**REQUIRED ACTION:** Find each line below containing the word "true" and copy it.

=== INFORMATION GIVEN ===

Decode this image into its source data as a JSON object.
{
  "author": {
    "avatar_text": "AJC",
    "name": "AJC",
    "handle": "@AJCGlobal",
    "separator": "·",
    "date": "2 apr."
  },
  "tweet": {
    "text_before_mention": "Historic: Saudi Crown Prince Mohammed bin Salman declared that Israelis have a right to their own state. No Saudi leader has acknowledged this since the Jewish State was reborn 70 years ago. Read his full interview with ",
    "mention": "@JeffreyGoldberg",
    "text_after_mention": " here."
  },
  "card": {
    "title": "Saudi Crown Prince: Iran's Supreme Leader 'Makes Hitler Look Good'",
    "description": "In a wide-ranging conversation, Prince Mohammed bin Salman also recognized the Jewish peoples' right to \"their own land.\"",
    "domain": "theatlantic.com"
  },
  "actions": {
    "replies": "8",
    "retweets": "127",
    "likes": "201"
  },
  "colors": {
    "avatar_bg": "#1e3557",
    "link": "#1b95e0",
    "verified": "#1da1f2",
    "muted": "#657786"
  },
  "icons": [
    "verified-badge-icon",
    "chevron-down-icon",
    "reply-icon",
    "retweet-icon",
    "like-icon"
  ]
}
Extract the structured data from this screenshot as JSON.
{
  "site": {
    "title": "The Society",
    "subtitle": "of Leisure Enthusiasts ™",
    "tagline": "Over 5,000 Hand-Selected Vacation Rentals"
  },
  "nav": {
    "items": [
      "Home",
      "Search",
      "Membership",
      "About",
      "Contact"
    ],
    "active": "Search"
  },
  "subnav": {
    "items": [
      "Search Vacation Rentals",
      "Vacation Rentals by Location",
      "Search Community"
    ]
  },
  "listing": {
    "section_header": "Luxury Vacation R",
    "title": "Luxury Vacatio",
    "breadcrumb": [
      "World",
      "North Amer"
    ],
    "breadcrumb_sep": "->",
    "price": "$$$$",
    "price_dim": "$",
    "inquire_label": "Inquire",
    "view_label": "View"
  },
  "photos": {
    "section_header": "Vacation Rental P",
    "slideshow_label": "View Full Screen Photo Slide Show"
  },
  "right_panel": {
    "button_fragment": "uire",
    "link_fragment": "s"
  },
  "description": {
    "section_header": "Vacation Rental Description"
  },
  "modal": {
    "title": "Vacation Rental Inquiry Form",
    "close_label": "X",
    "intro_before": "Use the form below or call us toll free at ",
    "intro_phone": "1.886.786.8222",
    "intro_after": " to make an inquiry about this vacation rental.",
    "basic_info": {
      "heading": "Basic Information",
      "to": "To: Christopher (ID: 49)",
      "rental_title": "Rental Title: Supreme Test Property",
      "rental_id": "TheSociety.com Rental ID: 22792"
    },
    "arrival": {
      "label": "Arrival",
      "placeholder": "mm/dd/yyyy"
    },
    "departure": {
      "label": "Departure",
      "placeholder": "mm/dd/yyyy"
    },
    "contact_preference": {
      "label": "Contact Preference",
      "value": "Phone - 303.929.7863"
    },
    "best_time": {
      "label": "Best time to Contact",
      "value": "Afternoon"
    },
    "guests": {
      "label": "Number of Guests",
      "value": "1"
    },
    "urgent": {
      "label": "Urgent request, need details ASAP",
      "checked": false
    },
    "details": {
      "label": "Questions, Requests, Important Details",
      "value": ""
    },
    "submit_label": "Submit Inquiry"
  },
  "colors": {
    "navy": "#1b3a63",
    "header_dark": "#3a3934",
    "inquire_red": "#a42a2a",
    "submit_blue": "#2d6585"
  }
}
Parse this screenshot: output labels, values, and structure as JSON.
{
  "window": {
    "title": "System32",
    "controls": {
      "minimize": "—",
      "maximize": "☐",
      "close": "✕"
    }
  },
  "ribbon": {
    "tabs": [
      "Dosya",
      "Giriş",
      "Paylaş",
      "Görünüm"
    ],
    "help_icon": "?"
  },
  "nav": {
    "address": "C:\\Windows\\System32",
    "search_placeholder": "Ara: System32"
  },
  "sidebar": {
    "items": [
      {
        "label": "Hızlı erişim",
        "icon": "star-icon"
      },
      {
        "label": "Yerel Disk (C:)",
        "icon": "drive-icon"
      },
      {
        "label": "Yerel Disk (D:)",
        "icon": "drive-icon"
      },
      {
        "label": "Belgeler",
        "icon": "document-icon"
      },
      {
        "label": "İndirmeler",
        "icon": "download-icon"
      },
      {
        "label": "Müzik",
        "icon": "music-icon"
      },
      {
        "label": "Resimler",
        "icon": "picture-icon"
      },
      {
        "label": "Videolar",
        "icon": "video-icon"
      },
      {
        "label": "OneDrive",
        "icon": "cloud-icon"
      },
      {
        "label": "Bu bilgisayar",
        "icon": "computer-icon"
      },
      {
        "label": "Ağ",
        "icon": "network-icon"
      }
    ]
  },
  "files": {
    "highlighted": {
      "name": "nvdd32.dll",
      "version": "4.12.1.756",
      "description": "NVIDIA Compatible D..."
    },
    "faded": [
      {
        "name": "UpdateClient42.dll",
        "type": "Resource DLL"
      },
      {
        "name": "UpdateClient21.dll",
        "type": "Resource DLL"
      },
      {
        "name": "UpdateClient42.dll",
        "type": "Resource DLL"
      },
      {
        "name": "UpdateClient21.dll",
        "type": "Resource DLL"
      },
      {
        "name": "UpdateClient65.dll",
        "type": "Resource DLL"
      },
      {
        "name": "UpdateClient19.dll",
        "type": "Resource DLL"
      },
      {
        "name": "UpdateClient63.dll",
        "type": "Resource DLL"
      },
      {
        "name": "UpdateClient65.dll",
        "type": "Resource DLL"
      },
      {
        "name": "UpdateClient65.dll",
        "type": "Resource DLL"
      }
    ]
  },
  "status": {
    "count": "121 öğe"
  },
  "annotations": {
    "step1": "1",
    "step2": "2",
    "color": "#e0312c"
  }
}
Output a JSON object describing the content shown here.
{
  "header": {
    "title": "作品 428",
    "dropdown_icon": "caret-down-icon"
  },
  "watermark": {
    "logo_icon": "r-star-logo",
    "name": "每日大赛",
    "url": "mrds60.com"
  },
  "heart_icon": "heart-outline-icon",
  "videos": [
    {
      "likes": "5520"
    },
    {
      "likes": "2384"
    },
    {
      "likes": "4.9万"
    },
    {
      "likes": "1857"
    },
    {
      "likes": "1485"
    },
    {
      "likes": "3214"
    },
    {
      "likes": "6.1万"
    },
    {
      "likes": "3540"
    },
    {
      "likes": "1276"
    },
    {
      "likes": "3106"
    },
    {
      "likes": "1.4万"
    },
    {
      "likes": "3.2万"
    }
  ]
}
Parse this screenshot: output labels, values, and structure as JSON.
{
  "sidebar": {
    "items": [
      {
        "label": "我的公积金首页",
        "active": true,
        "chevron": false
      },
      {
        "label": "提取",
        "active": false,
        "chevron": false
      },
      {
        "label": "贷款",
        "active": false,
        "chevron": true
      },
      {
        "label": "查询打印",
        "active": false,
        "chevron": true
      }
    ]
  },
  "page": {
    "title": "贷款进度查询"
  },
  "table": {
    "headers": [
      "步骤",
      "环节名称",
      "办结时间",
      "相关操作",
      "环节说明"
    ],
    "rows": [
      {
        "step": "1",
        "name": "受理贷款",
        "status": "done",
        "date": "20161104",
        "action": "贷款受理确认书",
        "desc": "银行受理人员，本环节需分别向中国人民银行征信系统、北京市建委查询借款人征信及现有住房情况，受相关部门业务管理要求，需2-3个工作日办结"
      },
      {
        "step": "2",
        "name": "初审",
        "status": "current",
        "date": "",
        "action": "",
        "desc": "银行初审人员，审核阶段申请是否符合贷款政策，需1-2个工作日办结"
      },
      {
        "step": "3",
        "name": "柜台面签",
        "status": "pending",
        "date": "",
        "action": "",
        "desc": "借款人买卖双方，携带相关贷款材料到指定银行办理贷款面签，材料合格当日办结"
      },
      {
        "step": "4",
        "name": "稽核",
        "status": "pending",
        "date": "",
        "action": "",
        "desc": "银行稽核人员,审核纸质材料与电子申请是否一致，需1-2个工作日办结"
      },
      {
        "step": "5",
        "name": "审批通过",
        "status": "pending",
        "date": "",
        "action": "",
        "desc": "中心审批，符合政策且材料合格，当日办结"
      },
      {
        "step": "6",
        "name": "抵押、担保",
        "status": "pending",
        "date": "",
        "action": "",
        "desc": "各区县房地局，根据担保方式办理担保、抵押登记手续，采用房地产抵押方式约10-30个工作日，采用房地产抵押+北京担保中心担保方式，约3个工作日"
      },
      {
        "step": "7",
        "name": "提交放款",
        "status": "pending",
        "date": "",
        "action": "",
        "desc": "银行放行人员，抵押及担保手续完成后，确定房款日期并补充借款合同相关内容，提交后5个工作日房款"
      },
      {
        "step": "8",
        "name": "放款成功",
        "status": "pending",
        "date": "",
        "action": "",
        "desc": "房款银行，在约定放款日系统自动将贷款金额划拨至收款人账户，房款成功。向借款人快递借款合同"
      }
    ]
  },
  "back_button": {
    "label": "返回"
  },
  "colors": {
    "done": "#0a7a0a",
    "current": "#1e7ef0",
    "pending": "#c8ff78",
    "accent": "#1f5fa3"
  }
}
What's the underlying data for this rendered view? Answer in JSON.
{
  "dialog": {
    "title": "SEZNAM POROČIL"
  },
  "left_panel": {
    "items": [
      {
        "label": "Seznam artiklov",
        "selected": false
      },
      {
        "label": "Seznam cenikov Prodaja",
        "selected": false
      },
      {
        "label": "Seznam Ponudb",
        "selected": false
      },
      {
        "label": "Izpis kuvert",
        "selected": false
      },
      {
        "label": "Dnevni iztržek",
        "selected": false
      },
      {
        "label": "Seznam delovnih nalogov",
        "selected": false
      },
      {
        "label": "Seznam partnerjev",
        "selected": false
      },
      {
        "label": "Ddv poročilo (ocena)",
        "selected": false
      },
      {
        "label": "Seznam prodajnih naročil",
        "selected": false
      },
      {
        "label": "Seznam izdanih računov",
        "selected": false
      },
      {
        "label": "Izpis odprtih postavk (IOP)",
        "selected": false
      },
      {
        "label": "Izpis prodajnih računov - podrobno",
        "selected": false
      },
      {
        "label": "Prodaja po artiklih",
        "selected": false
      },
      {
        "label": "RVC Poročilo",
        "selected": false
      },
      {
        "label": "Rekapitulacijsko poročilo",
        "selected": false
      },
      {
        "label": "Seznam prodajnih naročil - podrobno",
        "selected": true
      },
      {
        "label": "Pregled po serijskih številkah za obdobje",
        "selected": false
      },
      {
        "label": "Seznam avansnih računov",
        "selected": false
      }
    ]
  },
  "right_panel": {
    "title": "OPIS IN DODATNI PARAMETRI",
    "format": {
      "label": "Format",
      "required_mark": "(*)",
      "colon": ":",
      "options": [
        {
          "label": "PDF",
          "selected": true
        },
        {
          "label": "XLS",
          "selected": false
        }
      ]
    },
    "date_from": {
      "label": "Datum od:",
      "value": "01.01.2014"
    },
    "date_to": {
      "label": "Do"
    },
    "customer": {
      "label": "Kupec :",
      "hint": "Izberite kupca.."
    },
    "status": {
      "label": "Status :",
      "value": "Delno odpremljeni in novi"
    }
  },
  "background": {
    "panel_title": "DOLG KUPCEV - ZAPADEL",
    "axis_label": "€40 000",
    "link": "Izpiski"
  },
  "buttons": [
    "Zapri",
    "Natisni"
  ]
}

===

**SOLUTION TO THIS TASK:**
        "active": true,
        "chevron": true
        "chevron": true
        "selected": true
          "selected": true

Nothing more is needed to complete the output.